Social status, mate choice, even aggressive behavior as well as navigation of mammalian sperm – a variety of physiological processes and stereotype behaviors is critically dependent on chemosensory signaling mechanisms. Despite the complexity of these processes, the basic functional principle is identical: Detection of chemical stimuli is transduced into a cell specific response via complex biochemical signaling cascades. The main goal of our research group, therefore, is to understand these signaling mechanisms on a molecular and cellular level.

Using state-of-the-art physiological recording methods as well as molecular, biochemical, and behavioral techniques, we investigate the signaling processes underlying the detection of pheromones and other social cues.
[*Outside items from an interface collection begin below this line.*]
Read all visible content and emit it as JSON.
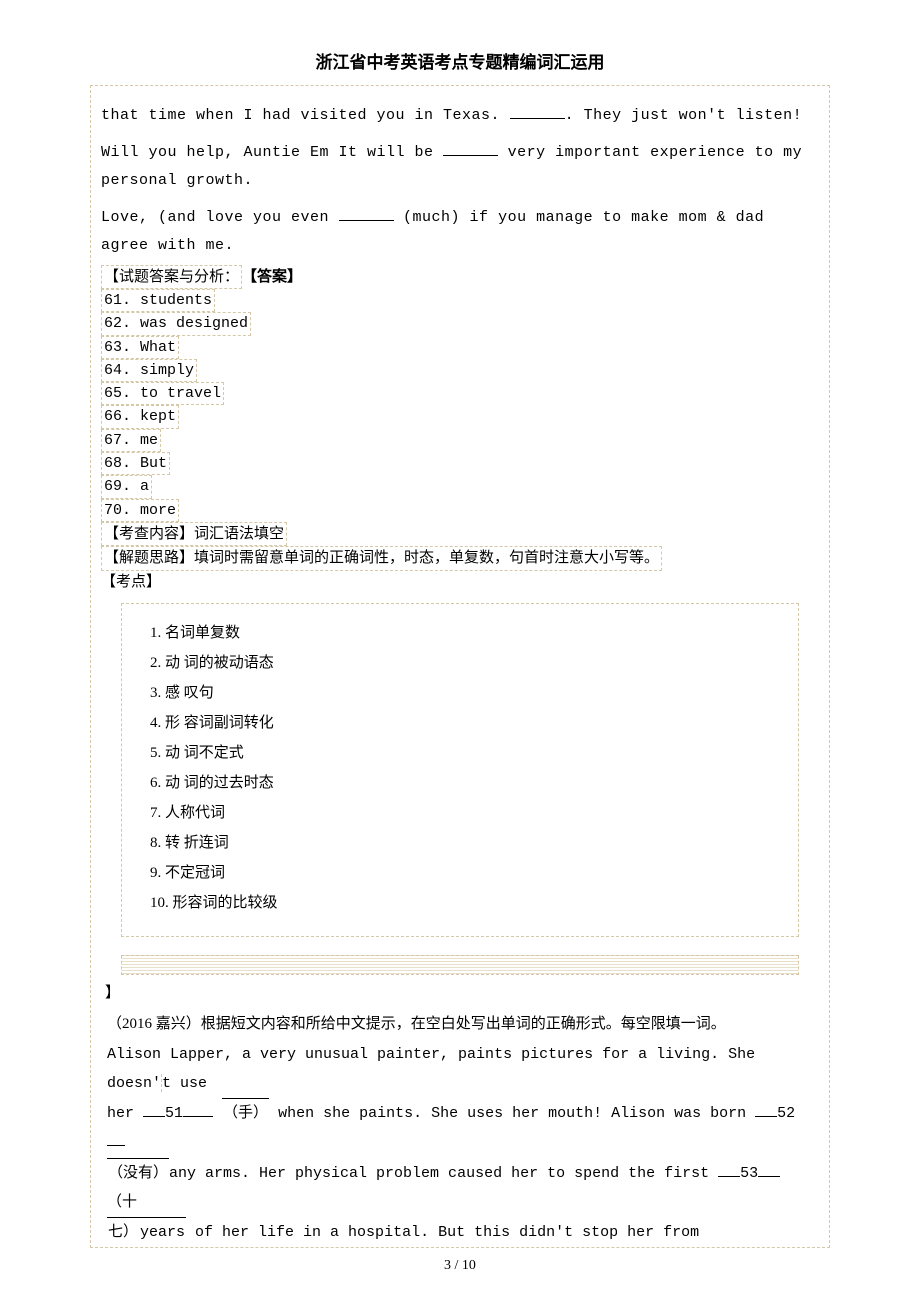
{
  "header": {
    "title": "浙江省中考英语考点专题精编词汇运用"
  },
  "passage1": {
    "p1_a": "that time when I had visited you in Texas. ",
    "p1_b": ". They just won't listen!",
    "p2_a": "Will you help, Auntie Em It will be ",
    "p2_b": " very important experience to my personal growth.",
    "p3_a": "Love, (and love you even ",
    "p3_b": " (much) if you manage to make mom & dad agree with me.",
    "analysis_label": "【试题答案与分析：",
    "answer_label": "【答案】",
    "answers": [
      "61. students",
      "62. was designed",
      "63. What",
      "64. simply",
      "65. to travel",
      "66. kept",
      "67. me",
      "68. But",
      "69. a",
      "70. more"
    ],
    "kc_label": "【考查内容】",
    "kc_text": "词汇语法填空",
    "jt_label": "【解题思路】",
    "jt_text": "填词时需留意单词的正确词性，时态，单复数，句首时注意大小写等。",
    "kd_label": "【考点】",
    "kd_items": [
      "1.  名词单复数",
      "2.  动 词的被动语态",
      "3.  感 叹句",
      "4.  形 容词副词转化",
      "5.  动 词不定式",
      "6.  动 词的过去时态",
      "7.  人称代词",
      "8.  转 折连词",
      "9.  不定冠词",
      "10. 形容词的比较级"
    ]
  },
  "bracket_close": "】",
  "passage2": {
    "intro": "（2016 嘉兴）根据短文内容和所给中文提示，在空白处写出单词的正确形式。每空限填一词。",
    "line1a": "Alison Lapper, a very unusual painter, paints pictures for a living. She doesn'",
    "line1b": "t use",
    "line2a": "her  ",
    "gap51": "51",
    "hint51": "（手）",
    "line2b": "when she paints. She uses her mouth! Alison was born  ",
    "gap52": "52",
    "hint52": "（没有）",
    "line3a": "any arms. Her physical problem caused her to spend the first ",
    "gap53": "53",
    "hint53": " （十",
    "line4a": "七）",
    "line4word": "years",
    "line4b": " of her life in a hospital. But this didn't stop her from"
  },
  "page": {
    "num": "3 / 10"
  }
}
In this context, the vomeronasal organ – an olfactory subsystem specialized for the detection of semiochemicals – has taken center stage. Our current research, thus, aims to analyze the principle coding logic of pheromone detection, and shed light on the neurophysiological basis of social behavior.

In parallel, we examine the functional role(s) of different receptor proteins in male germ cell development and mammalian sperm chemotaxis.

On our website, we invite you to browse and explore the specific physiological issues we address in our laboratory.